Tagged: intermediation

BEST OF MSM – A Movable Feast

Happy Thanksgiving! Here’s a phrase Karen’s grandmother coined that you may find useful this time of year:  “We ate to dullness.” 

Since many of you are appropriately absent this week from the IR chair (or whichever office you occupy), we’ll revisit past turf. Among the most widely read Market Structure Maps of 2013 was this below from July 3. The images from our Provence cycling trip exercised influence, but sort through to the lesson.

I was reminded of it the last few days with three public companies you’d recognize. Each had the same scenario:  Declines in price of magnitude unjustified by news or facts – which had shareholders as flummoxed as the IROs.

What happens between buyers and sellers, before they ever meet each other, can have as consequential an impact as the act of changing ownership. Sometimes more. Witness the so-called Flash Crash of May 6, 2010. Shill bidders disappeared, leaving a vacuum that filled with nothing until a thousand DJIA points evaporated. That’s not selling; that’s the conveyor belt connecting our fragmented market just – poof! – vanishing.

Another major structural fact today is that investors are obsessed with risk. Read on.  Best, -TQ

July 3, 2013

We’re back from touring Provence aboard cycling saddles, weighing heavier on the pedals after warmly embracing regional food and drink. Lavender air, stone-walled villages perched over vineyards, crisp mornings and warm days, endless twilight, chilled Viogniers from small-lot Luberon wineries. If these things appeal, go.

In Avignon we feasted at Moutardier in the shadow of the Palais du Papes, the palace of the Roman Catholic popes in the 14th century. From tiny hilltop Oppede-le-Vieux with roots to earliest AD written in moldering stone and worn cobble we surveyed the region’s agricultural riches. After a long climb up, we saw why Gordes is where the rich and famous from Paris and Monte Carlo go to relax. And on Day 5 I scratched off the master life list riding fabled Mont Ventoux, which will host the Tour de France on Bastille Day, July 14. What a trip.

Meanwhile back at the equity-market ranch, things got wobbly. We warned before departing that options-expirations June 19-21 held high risk because markets had consumed arbitrage upside and new swaps rules would make the process of re-risking unusually testy. Markets tumbled.

The Fed? Sure, Ben Bernanke’s comments unnerved markets. But if we could see it in the data before the downdraft occurred, then there’s something else besides the reactions of traders and investors at work. (more…)

Kansas and Your Stock

We were in Kansas again.

We set a personal record, visiting the state twice last week. Even Wichita is nice this time of year, as this photo shows Saturday from our downtown Hyatt Regency room on the Arkansas River – don’t ask me why that river’s in Kansas.

IR pros, you’re not in Kansas anymore.
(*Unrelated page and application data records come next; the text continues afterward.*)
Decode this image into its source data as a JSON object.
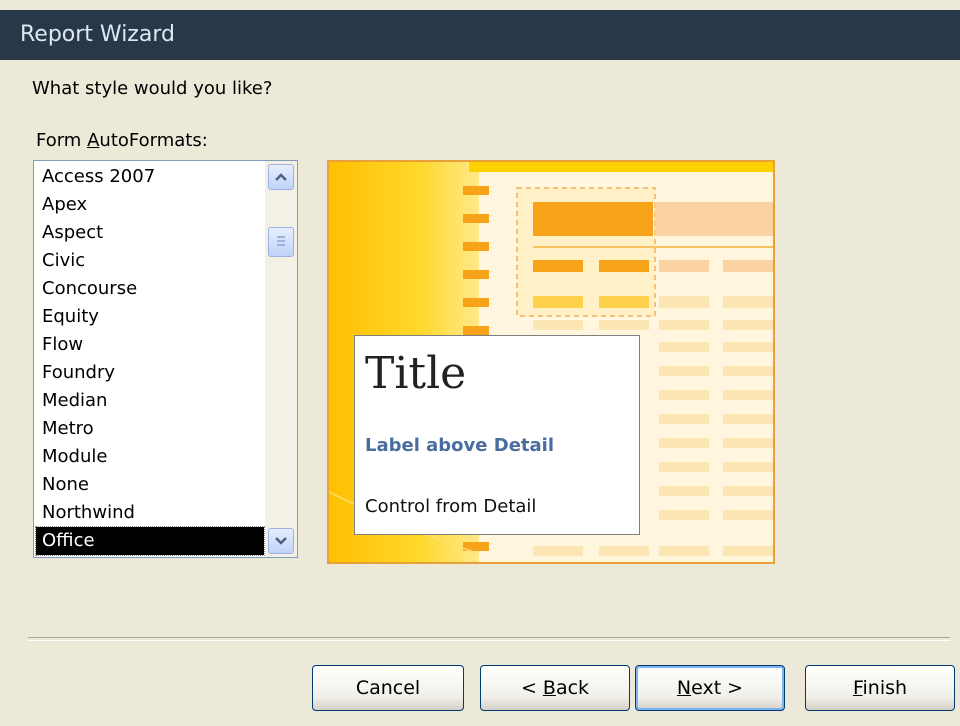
{
  "window": {
    "title": "Report Wizard"
  },
  "prompt": {
    "question": "What style would you like?"
  },
  "autoformats": {
    "label_prefix": "Form ",
    "label_accel": "A",
    "label_rest": "utoFormats:",
    "items": [
      "Access 2007",
      "Apex",
      "Aspect",
      "Civic",
      "Concourse",
      "Equity",
      "Flow",
      "Foundry",
      "Median",
      "Metro",
      "Module",
      "None",
      "Northwind",
      "Office"
    ],
    "selected": "Office"
  },
  "preview": {
    "title": "Title",
    "label": "Label above Detail",
    "control": "Control from Detail"
  },
  "buttons": {
    "cancel": "Cancel",
    "back_prefix": "< ",
    "back_accel": "B",
    "back_rest": "ack",
    "next_accel": "N",
    "next_rest": "ext >",
    "finish_accel": "F",
    "finish_rest": "inish"
  },
  "colors": {
    "accent": "#e8a13a",
    "titlebar": "#283849",
    "selection": "#000000"
  }
}
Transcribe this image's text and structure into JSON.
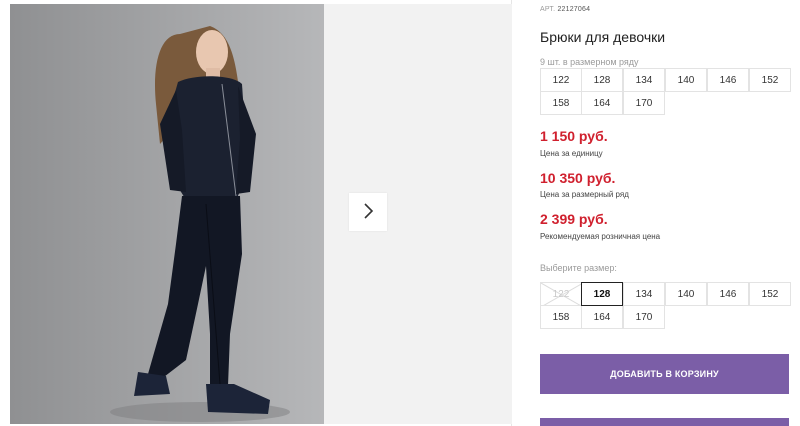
{
  "product": {
    "art_label": "АРТ.",
    "art_number": "22127064",
    "title": "Брюки для девочки",
    "pack_hint": "9 шт. в размерном ряду",
    "pack_sizes": [
      "122",
      "128",
      "134",
      "140",
      "146",
      "152",
      "158",
      "164",
      "170"
    ],
    "prices": [
      {
        "value": "1 150 руб.",
        "label": "Цена за единицу"
      },
      {
        "value": "10 350 руб.",
        "label": "Цена за размерный ряд"
      },
      {
        "value": "2 399 руб.",
        "label": "Рекомендуемая розничная цена"
      }
    ],
    "choose_label": "Выберите размер:",
    "size_options": [
      {
        "value": "122",
        "state": "unavailable"
      },
      {
        "value": "128",
        "state": "selected"
      },
      {
        "value": "134",
        "state": "available"
      },
      {
        "value": "140",
        "state": "available"
      },
      {
        "value": "146",
        "state": "available"
      },
      {
        "value": "152",
        "state": "available"
      },
      {
        "value": "158",
        "state": "available"
      },
      {
        "value": "164",
        "state": "available"
      },
      {
        "value": "170",
        "state": "available"
      }
    ],
    "add_to_cart": "ДОБАВИТЬ В КОРЗИНУ"
  },
  "gallery": {
    "next_icon": "chevron-right-icon"
  },
  "colors": {
    "accent": "#7b5ea7",
    "price": "#d0202e"
  }
}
The phrase popularized by Wizard of Oz author Frank Baum in 1900 remains metaphorically relevant. It means: “Things are not what they used to be,” or even better, “Rather than complaining, recognize reality and deal with it.”

It’s apropos to your stock. A vital but overlooked fact about stock prices is what actually sets them. It’s rarely investors alone. Ever heard a stock recap on the news that said stocks were up because intermediaries bid up short-term prices to trick investors? It happens all the time.

Growing up on a cattle ranch in eastern Oregon, we raised 300 hundred tons of hay. That’s a lot. But feeding 50 pounds of it per animal every day for five months to a herd of a thousand head, it’s a fraction of what’s needed.

So you buy. You may use a hay broker or you might go direct to growers, and it could take more than one. You want the right quality. Not grass, but alfalfa with its higher protein content, better for the hard winters in the Snake River Breaks.

Then you have to move it from Nevada or Georgia where you bought it. You might get a package deal, with the hay shipped and stacked for an all-in per-ton price. You might truck it separately if the deal’s better. But you’ll need truckers.

Costs are complicated. The weather during growing season, the supply of cattle in the market carrying over the winter, competition in the hay-growing industry, the price of fuel, government deals with foreign countries impacting the expected price for beef in the spring – all these determine what you pay for hay. My dad used to crunch numbers in his model for carrying costs to the target sale date. Expenses for feeding cattle could fluctuate wildly, sometimes doubling from one season to the next, requiring careful management. (more…)